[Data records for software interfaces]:

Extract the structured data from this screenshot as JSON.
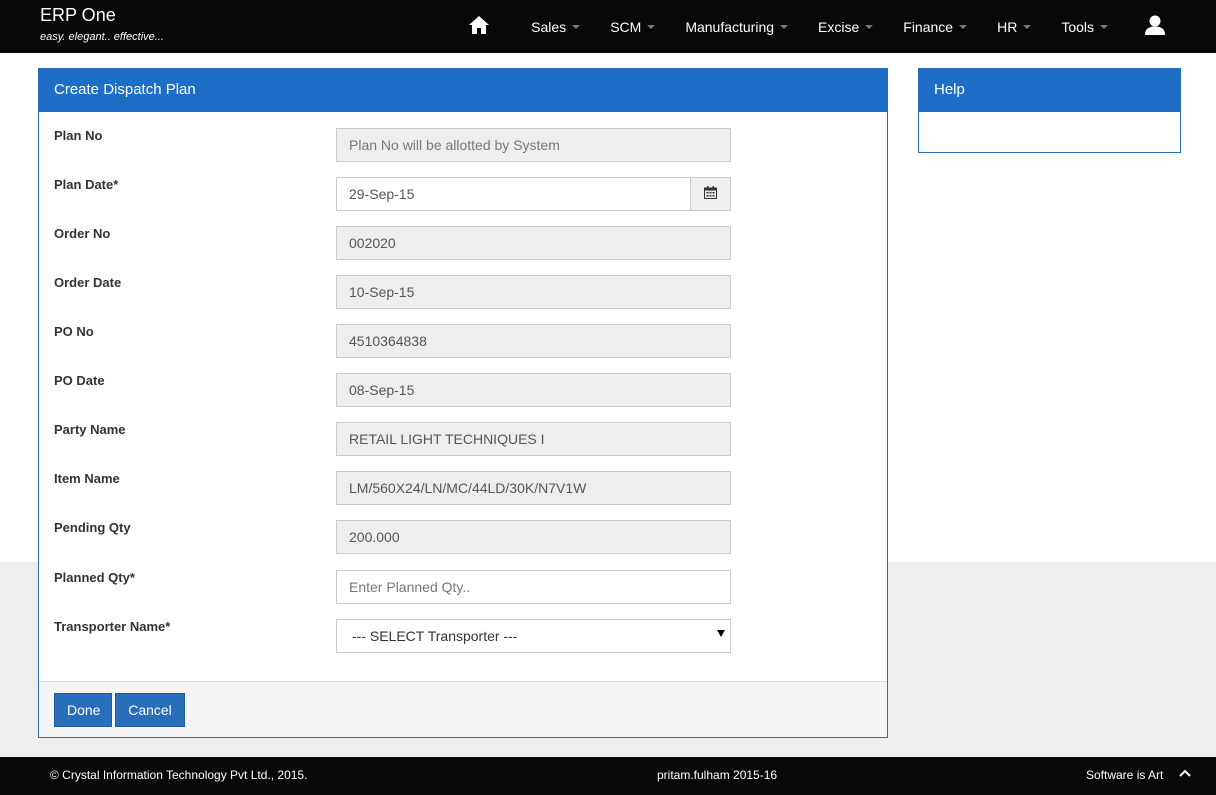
{
  "app": {
    "name": "ERP One",
    "tagline": "easy. elegant.. effective..."
  },
  "nav": {
    "items": [
      {
        "label": "Sales"
      },
      {
        "label": "SCM"
      },
      {
        "label": "Manufacturing"
      },
      {
        "label": "Excise"
      },
      {
        "label": "Finance"
      },
      {
        "label": "HR"
      },
      {
        "label": "Tools"
      }
    ],
    "icons": {
      "home": "home-icon",
      "user": "user-icon"
    }
  },
  "form": {
    "title": "Create Dispatch Plan",
    "fields": {
      "plan_no": {
        "label": "Plan No",
        "value": "",
        "placeholder": "Plan No will be allotted by System"
      },
      "plan_date": {
        "label": "Plan Date*",
        "value": "29-Sep-15"
      },
      "order_no": {
        "label": "Order No",
        "value": "002020"
      },
      "order_date": {
        "label": "Order Date",
        "value": "10-Sep-15"
      },
      "po_no": {
        "label": "PO No",
        "value": "4510364838"
      },
      "po_date": {
        "label": "PO Date",
        "value": "08-Sep-15"
      },
      "party_name": {
        "label": "Party Name",
        "value": "RETAIL LIGHT TECHNIQUES I"
      },
      "item_name": {
        "label": "Item Name",
        "value": "LM/560X24/LN/MC/44LD/30K/N7V1W"
      },
      "pending_qty": {
        "label": "Pending Qty",
        "value": "200.000"
      },
      "planned_qty": {
        "label": "Planned Qty*",
        "value": "",
        "placeholder": "Enter Planned Qty.."
      },
      "transporter": {
        "label": "Transporter Name*",
        "selected": "--- SELECT Transporter ---"
      }
    },
    "buttons": {
      "done": "Done",
      "cancel": "Cancel"
    }
  },
  "help": {
    "title": "Help"
  },
  "footer": {
    "copyright": "© Crystal Information Technology Pvt Ltd., 2015.",
    "user": "pritam.fulham 2015-16",
    "slogan": "Software is Art"
  },
  "colors": {
    "navbar": "#080808",
    "panel_heading": "#1e6ec8",
    "button": "#2a6ebb"
  }
}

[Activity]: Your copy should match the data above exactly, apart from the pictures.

[Answer box]:
Extract the structured data from this screenshot as JSON.
{
  "app": {
    "name": "ERP One",
    "tagline": "easy. elegant.. effective..."
  },
  "nav": {
    "items": [
      {
        "label": "Sales"
      },
      {
        "label": "SCM"
      },
      {
        "label": "Manufacturing"
      },
      {
        "label": "Excise"
      },
      {
        "label": "Finance"
      },
      {
        "label": "HR"
      },
      {
        "label": "Tools"
      }
    ],
    "icons": {
      "home": "home-icon",
      "user": "user-icon"
    }
  },
  "form": {
    "title": "Create Dispatch Plan",
    "fields": {
      "plan_no": {
        "label": "Plan No",
        "value": "",
        "placeholder": "Plan No will be allotted by System"
      },
      "plan_date": {
        "label": "Plan Date*",
        "value": "29-Sep-15"
      },
      "order_no": {
        "label": "Order No",
        "value": "002020"
      },
      "order_date": {
        "label": "Order Date",
        "value": "10-Sep-15"
      },
      "po_no": {
        "label": "PO No",
        "value": "4510364838"
      },
      "po_date": {
        "label": "PO Date",
        "value": "08-Sep-15"
      },
      "party_name": {
        "label": "Party Name",
        "value": "RETAIL LIGHT TECHNIQUES I"
      },
      "item_name": {
        "label": "Item Name",
        "value": "LM/560X24/LN/MC/44LD/30K/N7V1W"
      },
      "pending_qty": {
        "label": "Pending Qty",
        "value": "200.000"
      },
      "planned_qty": {
        "label": "Planned Qty*",
        "value": "",
        "placeholder": "Enter Planned Qty.."
      },
      "transporter": {
        "label": "Transporter Name*",
        "selected": "--- SELECT Transporter ---"
      }
    },
    "buttons": {
      "done": "Done",
      "cancel": "Cancel"
    }
  },
  "help": {
    "title": "Help"
  },
  "footer": {
    "copyright": "© Crystal Information Technology Pvt Ltd., 2015.",
    "user": "pritam.fulham 2015-16",
    "slogan": "Software is Art"
  },
  "colors": {
    "navbar": "#080808",
    "panel_heading": "#1e6ec8",
    "button": "#2a6ebb"
  }
}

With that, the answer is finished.